The presentation will also provide a context to the exhibition proposal for this conference. The most recent is entitled Boxing Clever, artists and students were invited to investigate the same theme: the relationship of paper engineering and print. The exhibition will show the results.
Paper: “(Re)-Invention, Revolution in Print”
This paper will investigate the development of print from the 1960's and how two print studios followed quite different exploratory routes: Tyler Graphics working on the mechanisation of the autographic mark and Kelpra Studios investigating the relationship between the photomechanical and screenprint. Both studios demonstrated how through dialogue, collaboration and the use of novel technology, innovative artworks were produced, and possibly exceeded expectation. If produced in isolation in the artist’s studio, these works might not have been achievable.
Richard Hamilton has said "In accordance with my practice of setting no limits on subject matter, nor stylistic languages of expression, I see no virtue in circumscribing the technical means of realization. The image will always be more important than the rationale of its execution." (New Technology and Printmaking, exhibition catalogue, Alan Cristea, London, 1998, p.7)

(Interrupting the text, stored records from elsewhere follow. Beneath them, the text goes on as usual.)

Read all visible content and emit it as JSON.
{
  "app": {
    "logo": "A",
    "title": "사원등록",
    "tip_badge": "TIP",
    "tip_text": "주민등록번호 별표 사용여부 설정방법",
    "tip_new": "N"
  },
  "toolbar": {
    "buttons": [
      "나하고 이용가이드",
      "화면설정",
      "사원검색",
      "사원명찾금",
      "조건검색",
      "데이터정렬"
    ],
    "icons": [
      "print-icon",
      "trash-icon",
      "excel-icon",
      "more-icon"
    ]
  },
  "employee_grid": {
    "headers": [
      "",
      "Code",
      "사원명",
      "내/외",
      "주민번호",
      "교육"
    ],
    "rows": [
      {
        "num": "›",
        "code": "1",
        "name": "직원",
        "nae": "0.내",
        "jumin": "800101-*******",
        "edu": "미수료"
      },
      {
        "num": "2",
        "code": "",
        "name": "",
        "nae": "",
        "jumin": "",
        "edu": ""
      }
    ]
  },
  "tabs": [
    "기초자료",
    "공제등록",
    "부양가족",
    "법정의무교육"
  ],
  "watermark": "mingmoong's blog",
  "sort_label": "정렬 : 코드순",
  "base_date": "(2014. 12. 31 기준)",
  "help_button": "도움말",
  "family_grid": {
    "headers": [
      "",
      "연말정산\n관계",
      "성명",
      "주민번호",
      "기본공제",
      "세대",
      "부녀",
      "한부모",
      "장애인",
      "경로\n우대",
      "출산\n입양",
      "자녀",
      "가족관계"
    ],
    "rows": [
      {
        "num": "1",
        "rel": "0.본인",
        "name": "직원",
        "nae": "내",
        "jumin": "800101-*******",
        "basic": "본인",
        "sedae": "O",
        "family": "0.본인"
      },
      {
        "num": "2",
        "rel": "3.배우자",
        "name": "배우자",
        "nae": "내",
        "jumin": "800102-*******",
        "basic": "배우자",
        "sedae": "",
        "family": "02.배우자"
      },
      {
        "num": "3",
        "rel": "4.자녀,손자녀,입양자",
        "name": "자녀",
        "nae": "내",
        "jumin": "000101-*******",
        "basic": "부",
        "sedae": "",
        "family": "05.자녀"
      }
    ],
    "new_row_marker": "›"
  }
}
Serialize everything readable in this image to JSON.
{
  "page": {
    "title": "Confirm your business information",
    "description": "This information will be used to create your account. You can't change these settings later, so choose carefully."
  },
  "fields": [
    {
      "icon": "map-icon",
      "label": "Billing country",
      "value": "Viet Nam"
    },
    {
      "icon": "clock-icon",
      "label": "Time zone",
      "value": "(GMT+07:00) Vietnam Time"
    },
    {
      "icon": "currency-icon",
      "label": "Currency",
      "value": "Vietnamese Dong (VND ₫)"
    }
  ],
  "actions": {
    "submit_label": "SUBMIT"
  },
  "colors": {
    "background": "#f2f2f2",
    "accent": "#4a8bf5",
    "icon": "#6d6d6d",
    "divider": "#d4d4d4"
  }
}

From the 1960's print practice in the United Kingdom and America was defined by technical innovation, through large print studios, through gaining recognition for high quality cutting-edge artworks that were considered as integral to the artist’s creative repertoire, and exploration of the idea through image. Prints were considered then, and will remain, with ambivalence. Print is tied to process, to technique and to large (often heavy) equipment to make it. However, what is the long and continuing fascination for print that still attracts artists to this medium? For most artists who make prints, printmaking is not just about an extension of their creative repertoire nor as a means of making a fast buck, but through the often long and protracted means of making an image, there is encapsulated a different philosophical and methodological approach to making: through collaboration, innovation and invention. Furthermore, in the twenty-first century, the printed image has been reinvented with the introduction of digital technology: to turn a digital idea to printed pixels. The printmaker is again, called upon to exercise a new innovative approach to printmaking. The opening statement by Hamilton, whose own art practice has spanned 6 decades and has utilized the entire range of printmaking from drypoint to inkjet, illustrates the versatility and adaptability of the artist printmaker; and who is not constrained by what has been ostensibly industrial processes, but is fascinated with the methods inherent in the process of making.
CARRINA PARRAMAN is a Senior Research Fellow at the Centre for Fine Print Research, University of the West of England. Parraman's research interest spans art, science and education. Her interest in the science of art has developed through digital imaging and inkjet technologies, which has resulted in an investigation of artists’ methods for printing, the archival qualities of ink and paper and the investigation of screenprinted colour prints of the 1960's to inform inkjet colour printing methods. A proportion of this research is influenced by her work at the Prints and Drawings Department at Tate Britain, where Carinna is collaborating with the Department to catalogue the contemporary prints. She continues to work with Hewlett Packard on a number of research projects. She has presented papers at both science and art conferences including Color Imaging Conference USA, Institute of Physics, CADE (Computers and Art Design Education), Southern Graphics Council Conference USA, and IMPACT print conferences.